He would not provide any details about the school's response, but said school board officials are co-operating with the police investigation.

Figueiredo said the board is focusing on supporting students and staff by bringing in social workers, a crisis response team and police liaison officers to walk the school halls. 

 

Police said they're aware of the incident involving the bike, but there's currently no information linking the accused in the stabbing to the bike theft.

Investigators were initially hesitant to confirm whether the bullying and the attack were directly connected. On Wednesday,  Det.-Sgt. Steve Bereziuk said the bullying aspect of the investigation is "growing."

"We are going to continue to probe the bullying concerns," he said.

Two teens — a 14-year-old boy and an 18-year-old man — have been charged with first-degree murder.

Neither can be named due to a publication ban shielding the man's identity and provisions of the Youth Criminal Justice Act that protect the boys.

Hamilton police have been relatively quiet on the circumstances surrounding the teens death, but Bereziuk has said investigators believe the 14-year-old accused was the one wielding the knife.

He has also alleged there was "some element of pre-planning and premeditation."

Others bullied in Hamilton schools 

Trudie Nicholls-Draker says her 25-year-old daughter also attended Sir Winston Churchill Secondary School, where she was bullied throughout high school. (Joana Draghici/CBC)

Trudie Nicholls-Drakerm, who lives in the same areas as Devan's family, attended the funeral to show her support. 

She said her daughter, now 25, also went to Sir Winston Churchill Secondary School and experienced bullying for four years. 

"She was bullied by gangs of girls, rumours, ostracised," said Nicholls-Decker. "One time she and a teacher were in the school gym, a girl ran into the gym and cold-clocked my daughter right in the face, gave her a black eye and ran out again."

She said the police were called, but her daughter felt pressured not to press charges.

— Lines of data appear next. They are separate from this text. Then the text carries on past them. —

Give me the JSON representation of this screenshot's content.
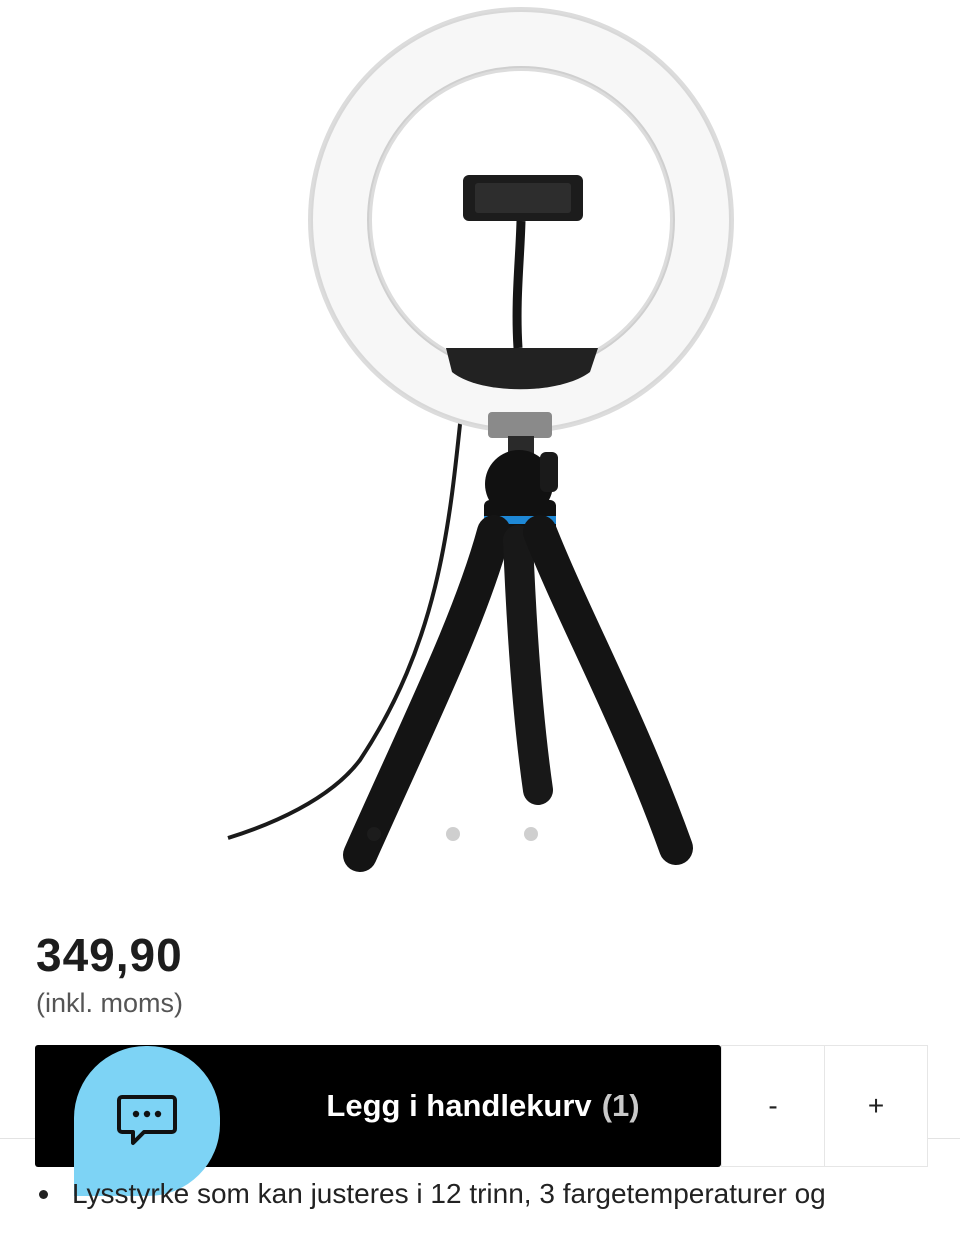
{
  "product": {
    "image_alt": "Ring light with tripod",
    "price": "349,90",
    "vat_note": "(inkl. moms)"
  },
  "carousel": {
    "slides": 3,
    "active_index": 0
  },
  "cart": {
    "add_label": "Legg i handlekurv",
    "count_label": "(1)",
    "decrease_label": "-",
    "increase_label": "+"
  },
  "chat": {
    "icon": "chat-bubble-icon"
  },
  "features": [
    "Lysstyrke som kan justeres i 12 trinn, 3 fargetemperaturer og"
  ],
  "colors": {
    "cart_button": "#000000",
    "chat_button": "#7dd3f5",
    "tripod_band": "#1e88d6"
  }
}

"It was boiled down to two girls in a fight, but it was assault. She was punched right in the face in front of a teacher."

Nicholls-Draker said the other girl involved was suspended for a couple of days, but there should be other ways the school board could handle incidents such as these. 

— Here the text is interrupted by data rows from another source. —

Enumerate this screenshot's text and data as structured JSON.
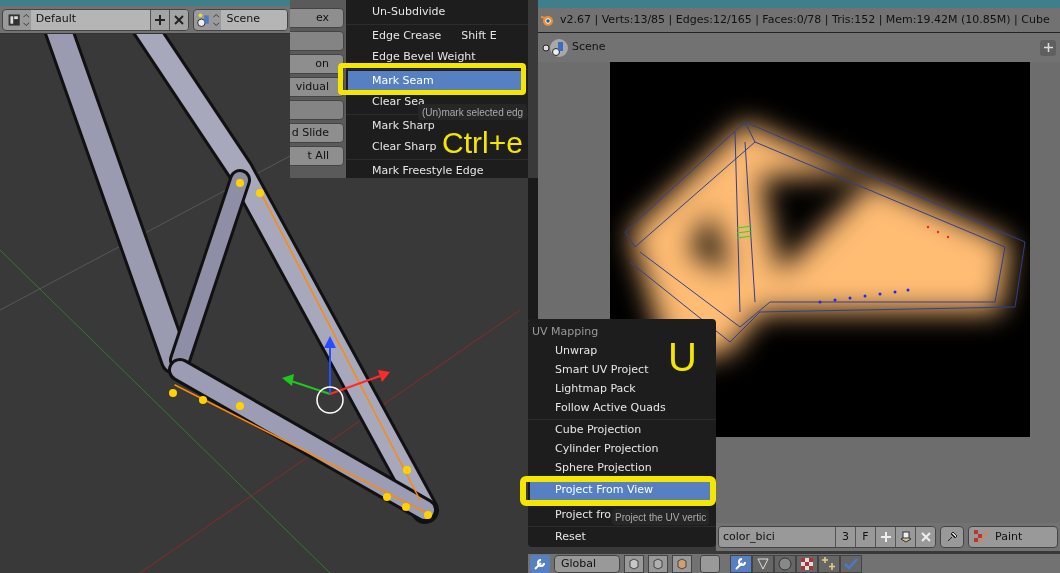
{
  "viewport_header": {
    "layout_menu": "Default",
    "scene_menu": "Scene"
  },
  "tool_buttons": [
    {
      "kind": "label",
      "label": "ex"
    },
    {
      "kind": "blank"
    },
    {
      "kind": "label",
      "label": "on"
    },
    {
      "kind": "label",
      "label": "vidual"
    },
    {
      "kind": "blank"
    },
    {
      "kind": "label",
      "label": "d Slide"
    },
    {
      "kind": "label",
      "label": "t All"
    }
  ],
  "edges_menu": {
    "groups": [
      [
        {
          "label": "Un-Subdivide",
          "selected": false
        }
      ],
      [
        {
          "label": "Edge Crease",
          "shortcut": "Shift E",
          "selected": false
        },
        {
          "label": "Edge Bevel Weight",
          "selected": false
        }
      ],
      [
        {
          "label": "Mark Seam",
          "selected": true
        },
        {
          "label": "Clear Sea",
          "selected": false
        }
      ],
      [
        {
          "label": "Mark Sharp",
          "selected": false
        },
        {
          "label": "Clear Sharp",
          "selected": false
        }
      ],
      [
        {
          "label": "Mark Freestyle Edge",
          "selected": false
        }
      ]
    ],
    "tooltip": "(Un)mark selected edg",
    "annotation": "Ctrl+e"
  },
  "info_header": {
    "stats": "v2.67 | Verts:13/85 | Edges:12/165 | Faces:0/78 | Tris:152 | Mem:19.42M (10.85M) | Cube"
  },
  "outliner": {
    "scene": "Scene"
  },
  "uv_menu": {
    "title": "UV Mapping",
    "groups": [
      [
        {
          "label": "Unwrap",
          "selected": false
        },
        {
          "label": "Smart UV Project",
          "selected": false
        },
        {
          "label": "Lightmap Pack",
          "selected": false
        },
        {
          "label": "Follow Active Quads",
          "selected": false
        }
      ],
      [
        {
          "label": "Cube Projection",
          "selected": false
        },
        {
          "label": "Cylinder Projection",
          "selected": false
        },
        {
          "label": "Sphere Projection",
          "selected": false
        }
      ],
      [
        {
          "label": "Project From View",
          "selected": true
        },
        {
          "label": "Project fro",
          "selected": false
        }
      ],
      [
        {
          "label": "Reset",
          "selected": false
        }
      ]
    ],
    "tooltip": "Project the UV vertic",
    "annotation": "U"
  },
  "image_header": {
    "image_name": "color_bici",
    "users": "3",
    "fake_user": "F",
    "mode": "Paint"
  },
  "view3d_footer": {
    "orientation": "Global"
  }
}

"There have to be stricter regulations and rules. Maybe the kids that would have just gotten a suspension, maybe they need to go through some kind of therapeutic training for three days instead of three days at home."

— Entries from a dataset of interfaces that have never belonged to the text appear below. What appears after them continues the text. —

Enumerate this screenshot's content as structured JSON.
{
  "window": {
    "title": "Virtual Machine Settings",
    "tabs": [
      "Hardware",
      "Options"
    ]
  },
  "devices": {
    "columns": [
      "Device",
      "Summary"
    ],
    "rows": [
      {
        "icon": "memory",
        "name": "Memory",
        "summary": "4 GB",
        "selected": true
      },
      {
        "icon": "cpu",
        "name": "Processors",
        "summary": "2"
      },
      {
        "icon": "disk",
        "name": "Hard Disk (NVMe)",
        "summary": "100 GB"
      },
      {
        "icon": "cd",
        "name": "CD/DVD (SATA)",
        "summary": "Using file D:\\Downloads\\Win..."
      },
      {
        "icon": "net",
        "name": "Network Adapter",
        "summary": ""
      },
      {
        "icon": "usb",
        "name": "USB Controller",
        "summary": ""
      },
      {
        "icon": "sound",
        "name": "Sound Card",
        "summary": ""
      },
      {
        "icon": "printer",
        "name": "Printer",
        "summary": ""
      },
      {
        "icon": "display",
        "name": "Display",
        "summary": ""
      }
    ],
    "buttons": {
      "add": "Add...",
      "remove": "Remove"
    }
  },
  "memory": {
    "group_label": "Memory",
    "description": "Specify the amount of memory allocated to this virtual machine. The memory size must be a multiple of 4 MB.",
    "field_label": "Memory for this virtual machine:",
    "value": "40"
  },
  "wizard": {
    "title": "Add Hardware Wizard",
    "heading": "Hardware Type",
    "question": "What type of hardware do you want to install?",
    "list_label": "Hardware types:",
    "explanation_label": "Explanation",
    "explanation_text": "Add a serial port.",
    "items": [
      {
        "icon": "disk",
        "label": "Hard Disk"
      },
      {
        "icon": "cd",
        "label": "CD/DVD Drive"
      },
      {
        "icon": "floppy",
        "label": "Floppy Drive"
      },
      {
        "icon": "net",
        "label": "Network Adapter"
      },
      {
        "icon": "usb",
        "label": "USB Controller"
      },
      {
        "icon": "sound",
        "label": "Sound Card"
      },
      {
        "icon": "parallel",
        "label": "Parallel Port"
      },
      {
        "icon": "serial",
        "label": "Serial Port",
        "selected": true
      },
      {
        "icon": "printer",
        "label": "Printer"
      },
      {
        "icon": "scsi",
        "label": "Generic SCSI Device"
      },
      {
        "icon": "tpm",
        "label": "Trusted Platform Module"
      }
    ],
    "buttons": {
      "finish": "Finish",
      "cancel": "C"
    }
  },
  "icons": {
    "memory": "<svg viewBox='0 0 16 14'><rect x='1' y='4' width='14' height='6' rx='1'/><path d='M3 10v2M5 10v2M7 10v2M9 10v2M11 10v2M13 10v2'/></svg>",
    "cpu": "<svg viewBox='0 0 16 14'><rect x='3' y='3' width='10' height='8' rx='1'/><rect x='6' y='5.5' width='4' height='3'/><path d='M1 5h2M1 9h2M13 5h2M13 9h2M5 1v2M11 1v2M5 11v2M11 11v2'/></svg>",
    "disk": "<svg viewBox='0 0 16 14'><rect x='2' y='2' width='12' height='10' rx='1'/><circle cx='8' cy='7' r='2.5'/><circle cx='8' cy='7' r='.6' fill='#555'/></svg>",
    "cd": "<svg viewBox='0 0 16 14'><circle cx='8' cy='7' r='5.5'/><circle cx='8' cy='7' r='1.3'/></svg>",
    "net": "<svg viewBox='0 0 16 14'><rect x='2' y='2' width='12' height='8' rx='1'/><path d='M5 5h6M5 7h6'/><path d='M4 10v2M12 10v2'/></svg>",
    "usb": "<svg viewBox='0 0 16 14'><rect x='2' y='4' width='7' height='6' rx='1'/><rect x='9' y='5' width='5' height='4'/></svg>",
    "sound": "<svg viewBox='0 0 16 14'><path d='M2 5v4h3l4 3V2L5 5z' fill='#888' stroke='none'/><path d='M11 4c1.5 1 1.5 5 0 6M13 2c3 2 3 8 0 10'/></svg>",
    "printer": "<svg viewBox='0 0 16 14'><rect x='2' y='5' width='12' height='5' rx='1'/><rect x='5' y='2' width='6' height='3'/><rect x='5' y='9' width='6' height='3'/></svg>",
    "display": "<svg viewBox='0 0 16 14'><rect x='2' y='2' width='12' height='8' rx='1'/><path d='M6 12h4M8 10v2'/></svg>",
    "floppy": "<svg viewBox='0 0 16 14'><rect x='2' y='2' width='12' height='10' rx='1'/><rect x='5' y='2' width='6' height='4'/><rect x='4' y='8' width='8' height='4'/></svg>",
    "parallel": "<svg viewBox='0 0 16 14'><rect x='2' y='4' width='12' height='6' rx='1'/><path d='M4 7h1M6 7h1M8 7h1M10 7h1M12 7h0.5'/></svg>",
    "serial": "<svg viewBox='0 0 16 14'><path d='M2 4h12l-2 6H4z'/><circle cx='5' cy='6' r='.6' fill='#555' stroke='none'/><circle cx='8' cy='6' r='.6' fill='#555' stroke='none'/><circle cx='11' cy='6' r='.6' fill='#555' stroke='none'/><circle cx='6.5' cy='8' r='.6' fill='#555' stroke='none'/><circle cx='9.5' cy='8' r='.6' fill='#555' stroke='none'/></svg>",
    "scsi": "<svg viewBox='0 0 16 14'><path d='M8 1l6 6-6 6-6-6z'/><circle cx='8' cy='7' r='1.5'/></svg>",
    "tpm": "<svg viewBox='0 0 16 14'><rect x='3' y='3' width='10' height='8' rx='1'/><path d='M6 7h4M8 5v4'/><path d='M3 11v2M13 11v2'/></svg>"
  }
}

'Sad it's taken a boy dying for it to come to light' 

Mourner Sarah Castelleni said she has made some 5,000 T-shirts with the slogan, "Love is louder, stand up to bullying," and all proceeds will go to the family. 

"I have kids who are in school that will eventually be going to high school," said Castelleni. "It scares me that this has happened. It's pretty sad that it's taken a boy dying to make it come to light." 

She said her 11-year-old son, who's in Grade 6 at R L Hyslop Elementary School in Stoney Creek, has been bullied. 

"He has ADHD and people would pick on him because he's louder than most...people were calling him a loser because of that," she said. "It hurts him."

William Willaimson, 20, attended the funeral to show his support to Devan's family. Williamson says he was bullied so badly in high school that he dropped out.

William Williamson, 20, who now lives in Hamilton, said he was bullied so badly that he dropped out of high school. 

"It's upset me very much," he said. "I know what the family is going through." 

"I've been through the exact same thing [as Devan]," he said. "The kids bullied me, calling me names and pushing me around. I told the principal, the teachers, and they didn't do anything."

He said his mom also spoke to the school, but again nothing happened. 

Williamson said he's now being home-schooled so he can finish his Grade 10, 11 and 12 classes, and graduate. 

With files from The Canadian Press